Task goal:
Quote the entries that follow exactly, leaving none out.

Input data:
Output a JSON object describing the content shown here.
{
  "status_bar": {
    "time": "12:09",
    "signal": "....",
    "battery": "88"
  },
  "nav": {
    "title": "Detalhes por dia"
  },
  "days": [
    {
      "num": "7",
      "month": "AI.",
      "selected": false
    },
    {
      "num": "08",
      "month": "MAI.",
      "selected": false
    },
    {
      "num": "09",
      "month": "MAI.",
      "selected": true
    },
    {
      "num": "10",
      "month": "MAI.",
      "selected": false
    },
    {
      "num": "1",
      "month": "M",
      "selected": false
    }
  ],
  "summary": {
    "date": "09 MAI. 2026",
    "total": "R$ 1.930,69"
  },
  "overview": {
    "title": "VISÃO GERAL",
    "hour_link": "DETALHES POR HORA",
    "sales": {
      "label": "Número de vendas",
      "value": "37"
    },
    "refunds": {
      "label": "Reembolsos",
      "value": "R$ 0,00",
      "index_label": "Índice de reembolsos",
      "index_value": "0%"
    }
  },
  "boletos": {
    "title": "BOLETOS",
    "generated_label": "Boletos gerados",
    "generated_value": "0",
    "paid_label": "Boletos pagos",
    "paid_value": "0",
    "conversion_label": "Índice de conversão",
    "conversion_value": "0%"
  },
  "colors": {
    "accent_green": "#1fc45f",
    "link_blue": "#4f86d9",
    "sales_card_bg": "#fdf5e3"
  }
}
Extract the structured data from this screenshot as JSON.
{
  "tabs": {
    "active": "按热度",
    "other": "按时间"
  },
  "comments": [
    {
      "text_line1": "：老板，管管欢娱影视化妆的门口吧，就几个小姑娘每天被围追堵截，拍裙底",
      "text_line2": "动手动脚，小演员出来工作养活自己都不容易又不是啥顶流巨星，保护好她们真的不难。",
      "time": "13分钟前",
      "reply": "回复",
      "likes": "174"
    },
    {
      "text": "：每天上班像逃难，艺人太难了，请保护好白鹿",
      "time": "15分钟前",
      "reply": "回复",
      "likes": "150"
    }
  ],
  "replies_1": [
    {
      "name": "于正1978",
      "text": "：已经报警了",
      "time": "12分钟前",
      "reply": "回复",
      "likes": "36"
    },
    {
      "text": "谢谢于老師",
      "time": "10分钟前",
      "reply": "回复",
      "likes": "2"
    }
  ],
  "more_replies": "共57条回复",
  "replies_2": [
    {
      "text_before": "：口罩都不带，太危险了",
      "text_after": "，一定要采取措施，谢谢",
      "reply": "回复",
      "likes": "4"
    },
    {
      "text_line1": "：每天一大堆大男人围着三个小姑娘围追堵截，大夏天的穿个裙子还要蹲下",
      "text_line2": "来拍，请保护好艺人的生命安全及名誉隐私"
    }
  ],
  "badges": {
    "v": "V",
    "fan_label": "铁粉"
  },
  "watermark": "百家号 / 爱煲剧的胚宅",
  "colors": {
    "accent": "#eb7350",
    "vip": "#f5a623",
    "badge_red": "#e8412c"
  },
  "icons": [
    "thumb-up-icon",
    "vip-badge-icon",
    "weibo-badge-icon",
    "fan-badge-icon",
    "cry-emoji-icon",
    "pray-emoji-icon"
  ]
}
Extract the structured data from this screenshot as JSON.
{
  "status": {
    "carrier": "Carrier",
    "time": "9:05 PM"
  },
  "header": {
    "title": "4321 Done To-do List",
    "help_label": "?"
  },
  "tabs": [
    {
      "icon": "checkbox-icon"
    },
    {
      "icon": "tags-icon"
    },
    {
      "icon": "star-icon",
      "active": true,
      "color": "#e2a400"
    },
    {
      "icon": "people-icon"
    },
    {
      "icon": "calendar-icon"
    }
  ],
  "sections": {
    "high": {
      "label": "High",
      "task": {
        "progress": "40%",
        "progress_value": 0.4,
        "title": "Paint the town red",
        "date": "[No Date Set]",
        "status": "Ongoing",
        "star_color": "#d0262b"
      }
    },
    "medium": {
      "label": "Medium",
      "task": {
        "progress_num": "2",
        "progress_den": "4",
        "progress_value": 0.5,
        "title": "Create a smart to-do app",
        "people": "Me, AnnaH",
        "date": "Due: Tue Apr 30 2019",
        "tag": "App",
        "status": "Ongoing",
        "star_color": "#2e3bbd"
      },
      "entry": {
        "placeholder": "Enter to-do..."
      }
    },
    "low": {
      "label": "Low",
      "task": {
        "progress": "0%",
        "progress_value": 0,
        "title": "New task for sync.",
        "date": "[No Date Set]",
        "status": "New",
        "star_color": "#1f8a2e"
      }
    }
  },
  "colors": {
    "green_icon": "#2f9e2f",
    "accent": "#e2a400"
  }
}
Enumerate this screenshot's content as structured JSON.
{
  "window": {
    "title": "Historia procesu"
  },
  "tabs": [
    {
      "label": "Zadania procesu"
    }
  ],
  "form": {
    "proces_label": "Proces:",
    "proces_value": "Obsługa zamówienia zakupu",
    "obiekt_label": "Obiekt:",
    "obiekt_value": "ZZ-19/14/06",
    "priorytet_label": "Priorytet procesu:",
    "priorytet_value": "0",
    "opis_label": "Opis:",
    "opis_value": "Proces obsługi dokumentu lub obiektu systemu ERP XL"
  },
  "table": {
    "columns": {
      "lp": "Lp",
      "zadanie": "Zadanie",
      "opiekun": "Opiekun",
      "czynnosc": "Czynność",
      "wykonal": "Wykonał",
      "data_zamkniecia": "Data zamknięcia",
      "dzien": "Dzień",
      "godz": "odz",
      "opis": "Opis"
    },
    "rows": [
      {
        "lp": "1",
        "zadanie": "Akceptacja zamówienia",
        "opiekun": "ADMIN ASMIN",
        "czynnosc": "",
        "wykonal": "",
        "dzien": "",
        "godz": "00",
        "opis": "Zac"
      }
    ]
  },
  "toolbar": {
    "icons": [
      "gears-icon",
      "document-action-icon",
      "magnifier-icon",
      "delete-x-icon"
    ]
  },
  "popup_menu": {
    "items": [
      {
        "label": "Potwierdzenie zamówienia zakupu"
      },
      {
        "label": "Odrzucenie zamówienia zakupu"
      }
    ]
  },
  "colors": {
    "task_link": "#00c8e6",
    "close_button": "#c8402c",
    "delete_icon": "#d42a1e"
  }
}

Solved exercise:
Output a JSON object describing the content shown here.
{
  "status_bar": {
    "time": "12:09",
    "signal": "....",
    "battery": "88"
  },
  "nav": {
    "title": "Detalhes por dia"
  },
  "days": [
    {
      "num": "7",
      "month": "AI.",
      "selected": false
    },
    {
      "num": "08",
      "month": "MAI.",
      "selected": false
    },
    {
      "num": "09",
      "month": "MAI.",
      "selected": true
    },
    {
      "num": "10",
      "month": "MAI.",
      "selected": false
    },
    {
      "num": "1",
      "month": "M",
      "selected": false
    }
  ],
  "summary": {
    "date": "09 MAI. 2026",
    "total": "R$ 1.930,69"
  },
  "overview": {
    "title": "VISÃO GERAL",
    "hour_link": "DETALHES POR HORA",
    "sales": {
      "label": "Número de vendas",
      "value": "37"
    },
    "refunds": {
      "label": "Reembolsos",
      "value": "R$ 0,00",
      "index_label": "Índice de reembolsos",
      "index_value": "0%"
    }
  },
  "boletos": {
    "title": "BOLETOS",
    "generated_label": "Boletos gerados",
    "generated_value": "0",
    "paid_label": "Boletos pagos",
    "paid_value": "0",
    "conversion_label": "Índice de conversão",
    "conversion_value": "0%"
  },
  "colors": {
    "accent_green": "#1fc45f",
    "link_blue": "#4f86d9",
    "sales_card_bg": "#fdf5e3"
  }
}
Extract the structured data from this screenshot as JSON.
{
  "tabs": {
    "active": "按热度",
    "other": "按时间"
  },
  "comments": [
    {
      "text_line1": "：老板，管管欢娱影视化妆的门口吧，就几个小姑娘每天被围追堵截，拍裙底",
      "text_line2": "动手动脚，小演员出来工作养活自己都不容易又不是啥顶流巨星，保护好她们真的不难。",
      "time": "13分钟前",
      "reply": "回复",
      "likes": "174"
    },
    {
      "text": "：每天上班像逃难，艺人太难了，请保护好白鹿",
      "time": "15分钟前",
      "reply": "回复",
      "likes": "150"
    }
  ],
  "replies_1": [
    {
      "name": "于正1978",
      "text": "：已经报警了",
      "time": "12分钟前",
      "reply": "回复",
      "likes": "36"
    },
    {
      "text": "谢谢于老師",
      "time": "10分钟前",
      "reply": "回复",
      "likes": "2"
    }
  ],
  "more_replies": "共57条回复",
  "replies_2": [
    {
      "text_before": "：口罩都不带，太危险了",
      "text_after": "，一定要采取措施，谢谢",
      "reply": "回复",
      "likes": "4"
    },
    {
      "text_line1": "：每天一大堆大男人围着三个小姑娘围追堵截，大夏天的穿个裙子还要蹲下",
      "text_line2": "来拍，请保护好艺人的生命安全及名誉隐私"
    }
  ],
  "badges": {
    "v": "V",
    "fan_label": "铁粉"
  },
  "watermark": "百家号 / 爱煲剧的胚宅",
  "colors": {
    "accent": "#eb7350",
    "vip": "#f5a623",
    "badge_red": "#e8412c"
  },
  "icons": [
    "thumb-up-icon",
    "vip-badge-icon",
    "weibo-badge-icon",
    "fan-badge-icon",
    "cry-emoji-icon",
    "pray-emoji-icon"
  ]
}
Extract the structured data from this screenshot as JSON.
{
  "status": {
    "carrier": "Carrier",
    "time": "9:05 PM"
  },
  "header": {
    "title": "4321 Done To-do List",
    "help_label": "?"
  },
  "tabs": [
    {
      "icon": "checkbox-icon"
    },
    {
      "icon": "tags-icon"
    },
    {
      "icon": "star-icon",
      "active": true,
      "color": "#e2a400"
    },
    {
      "icon": "people-icon"
    },
    {
      "icon": "calendar-icon"
    }
  ],
  "sections": {
    "high": {
      "label": "High",
      "task": {
        "progress": "40%",
        "progress_value": 0.4,
        "title": "Paint the town red",
        "date": "[No Date Set]",
        "status": "Ongoing",
        "star_color": "#d0262b"
      }
    },
    "medium": {
      "label": "Medium",
      "task": {
        "progress_num": "2",
        "progress_den": "4",
        "progress_value": 0.5,
        "title": "Create a smart to-do app",
        "people": "Me, AnnaH",
        "date": "Due: Tue Apr 30 2019",
        "tag": "App",
        "status": "Ongoing",
        "star_color": "#2e3bbd"
      },
      "entry": {
        "placeholder": "Enter to-do..."
      }
    },
    "low": {
      "label": "Low",
      "task": {
        "progress": "0%",
        "progress_value": 0,
        "title": "New task for sync.",
        "date": "[No Date Set]",
        "status": "New",
        "star_color": "#1f8a2e"
      }
    }
  },
  "colors": {
    "green_icon": "#2f9e2f",
    "accent": "#e2a400"
  }
}
Enumerate this screenshot's content as structured JSON.
{
  "window": {
    "title": "Historia procesu"
  },
  "tabs": [
    {
      "label": "Zadania procesu"
    }
  ],
  "form": {
    "proces_label": "Proces:",
    "proces_value": "Obsługa zamówienia zakupu",
    "obiekt_label": "Obiekt:",
    "obiekt_value": "ZZ-19/14/06",
    "priorytet_label": "Priorytet procesu:",
    "priorytet_value": "0",
    "opis_label": "Opis:",
    "opis_value": "Proces obsługi dokumentu lub obiektu systemu ERP XL"
  },
  "table": {
    "columns": {
      "lp": "Lp",
      "zadanie": "Zadanie",
      "opiekun": "Opiekun",
      "czynnosc": "Czynność",
      "wykonal": "Wykonał",
      "data_zamkniecia": "Data zamknięcia",
      "dzien": "Dzień",
      "godz": "odz",
      "opis": "Opis"
    },
    "rows": [
      {
        "lp": "1",
        "zadanie": "Akceptacja zamówienia",
        "opiekun": "ADMIN ASMIN",
        "czynnosc": "",
        "wykonal": "",
        "dzien": "",
        "godz": "00",
        "opis": "Zac"
      }
    ]
  },
  "toolbar": {
    "icons": [
      "gears-icon",
      "document-action-icon",
      "magnifier-icon",
      "delete-x-icon"
    ]
  },
  "popup_menu": {
    "items": [
      {
        "label": "Potwierdzenie zamówienia zakupu"
      },
      {
        "label": "Odrzucenie zamówienia zakupu"
      }
    ]
  },
  "colors": {
    "task_link": "#00c8e6",
    "close_button": "#c8402c",
    "delete_icon": "#d42a1e"
  }
}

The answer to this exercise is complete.